> rate between 2 megs per second and 10 mps. Do you think that if I buy
> a slower card, that it would slow down the operation of the camera?
> There is a mode where it can shoot an AVI movie 640 x 480, 30 frames
> per second, which would be a lot of data to transfer.

My Nikon 7600 states explicitly that in that movie mode, the recording
may be stopped if the card is too slow. It doesn't say what speed is need
though ...

> 2. This camera shoots an AVI movie, rather than mpeg. My understanding
> is that AVI movies are not compressed, which makes them bigger. I
> would rather store the movies as mpeg so they take less room on the
> hard drive.

Both may be compressed or uncompressed. There are even various
compression types that still retain the same extension. It's a jungle out
there.

> Is there some easy way to convert them from AVI to mpeg?

Yes, there are programs that convert from AVI to mpeg and vice versa.
Anonymous
June 3, 2005 9:23:46 PM

Archived from groups: rec.photo.digital (More info?)

johngilmer@yahoo.com wrote:
> I am planning on buying my first digital camera, a Canon Powershot
> A510. It says I can use either SD or MMC memory with it. I will
> obviously buy a bigger card than the 16 MB one that comes with it. It
> seems like there's not a big difference between MMC and SD. Once I do
> this, I suppose there are two ways to get the pictures on my PC:
>
> 1. Connect the camera to my computer with the USB cable that comes with
> the camera.
>
> 2. Buy a card reader and then take the memory card out of the camera
> and put it in the reader.
>
> Is this correct? I would think option #2 would probably be easier. And
> for a card reader, I could either buy one that plugs into a USB port,
> or one that plugs into the PCMCIA slot on my laptop. Is this correct?
>
> Thanks in advance.
>
Yes. You will find that the MMC cards are a bit harder to find, and
offer no real advantage for their higher price.
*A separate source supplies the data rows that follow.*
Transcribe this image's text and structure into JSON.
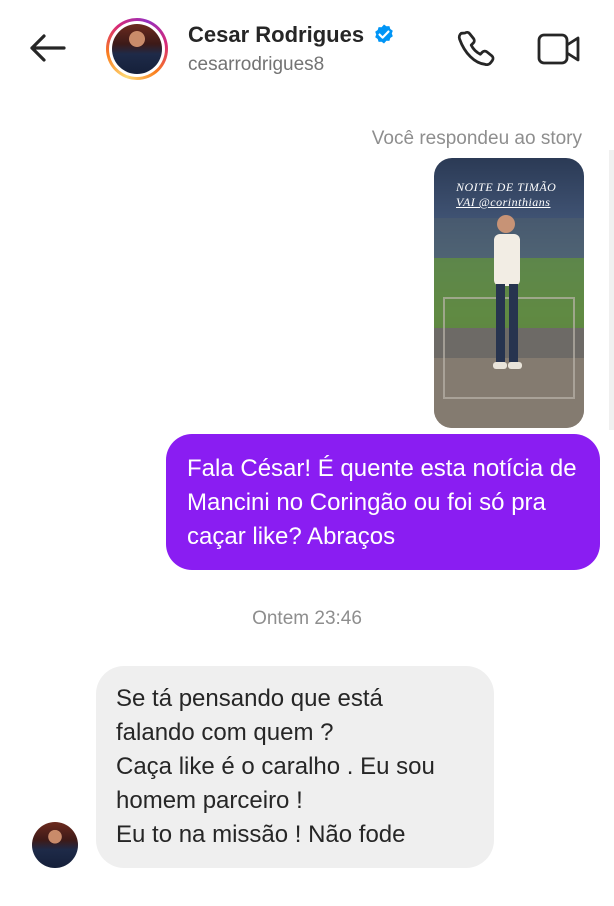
{
  "header": {
    "back_icon": "arrow-left-icon",
    "display_name": "Cesar Rodrigues",
    "username": "cesarrodrigues8",
    "verified_icon": "verified-badge-icon",
    "call_icon": "phone-icon",
    "video_icon": "video-camera-icon"
  },
  "story_reply": {
    "label": "Você respondeu ao story",
    "story_text_line1": "NOITE DE TIMÃO",
    "story_text_line2": "VAI @corinthians"
  },
  "messages": {
    "sent": {
      "text": "Fala César! É quente esta notícia de Mancini no Coringão ou foi só pra caçar like? Abraços"
    },
    "timestamp": "Ontem 23:46",
    "received": {
      "lines": [
        "Se tá pensando que está",
        "falando com quem ?",
        "Caça like é o caralho . Eu sou",
        "homem parceiro !",
        "Eu to na missão ! Não fode"
      ]
    }
  },
  "colors": {
    "sent_bubble": "#8a1df2",
    "received_bubble": "#efefef",
    "verified": "#0095f6",
    "muted_text": "#8e8e8e"
  }
}
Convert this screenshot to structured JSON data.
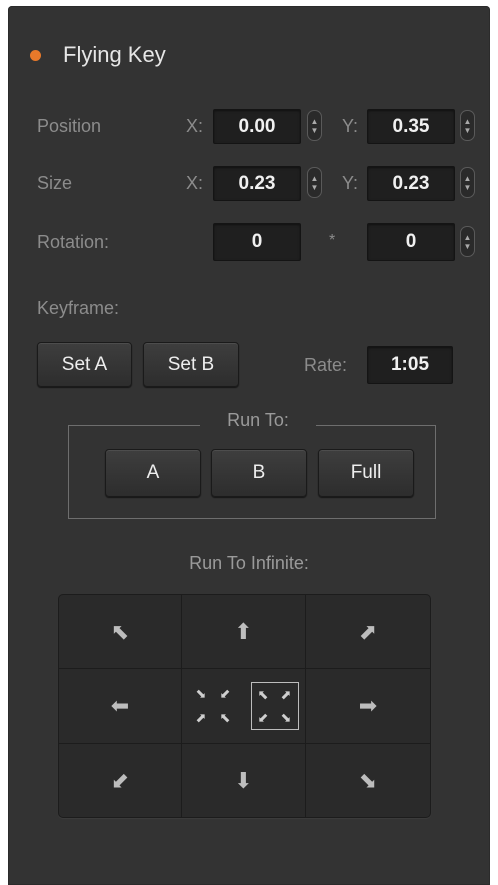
{
  "title": "Flying Key",
  "colors": {
    "accent": "#e8792a",
    "panel": "#333333",
    "field": "#1f1f1f"
  },
  "position": {
    "label": "Position",
    "x_label": "X:",
    "x_value": "0.00",
    "y_label": "Y:",
    "y_value": "0.35"
  },
  "size": {
    "label": "Size",
    "x_label": "X:",
    "x_value": "0.23",
    "y_label": "Y:",
    "y_value": "0.23"
  },
  "rotation": {
    "label": "Rotation:",
    "value1": "0",
    "separator": "*",
    "value2": "0"
  },
  "keyframe": {
    "label": "Keyframe:",
    "set_a": "Set A",
    "set_b": "Set B",
    "rate_label": "Rate:",
    "rate_value": "1:05"
  },
  "run_to": {
    "label": "Run To:",
    "a": "A",
    "b": "B",
    "full": "Full"
  },
  "run_to_infinite": {
    "label": "Run To Infinite:",
    "icons": {
      "up_left": "⬉",
      "up": "⬆",
      "up_right": "⬈",
      "left": "⬅",
      "right": "➡",
      "down_left": "⬋",
      "down": "⬇",
      "down_right": "⬊",
      "zoom_in": [
        "⬊",
        "⬋",
        "⬈",
        "⬉"
      ],
      "zoom_out": [
        "⬉",
        "⬈",
        "⬋",
        "⬊"
      ]
    }
  }
}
--
Ron Hunter rphunter@charter.net
Anonymous
June 3, 2005 9:27:05 PM

Archived from groups: rec.photo.digital (More info?)

johngilmer@yahoo.com wrote:
> Thanks everyone for the responses..... I have a couple more questions.
>
> 1. When I buy a larger SD card, does the transfer speed really matter?
> For example, I have seen that I could buy a card that has a transfer
> rate between 2 megs per second and 10 mps. Do you think that if I buy
> a slower card, that it would slow down the operation of the camera?
> There is a mode where it can shoot an AVI movie 640 x 480, 30 frames
> per second, which would be a lot of data to transfer.
>
> 2. This camera shoots an AVI movie, rather than mpeg. My understanding
> is that AVI movies are not compressed, which makes them bigger. I
> would rather store the movies as mpeg so they take less room on the
> hard drive. Is there some easy way to convert them from AVI to mpeg?
>
> Thanks again!
>
AVI movies ARE compressed, but not as efficiently as .MOV files, for
instance. Buy a good card with speed in the 4meg/second range, and a
USB 2 Hi-Speed card reader or Firewire card reader to speed transfers.


--
Ron Hunter rphunter@charter.net
!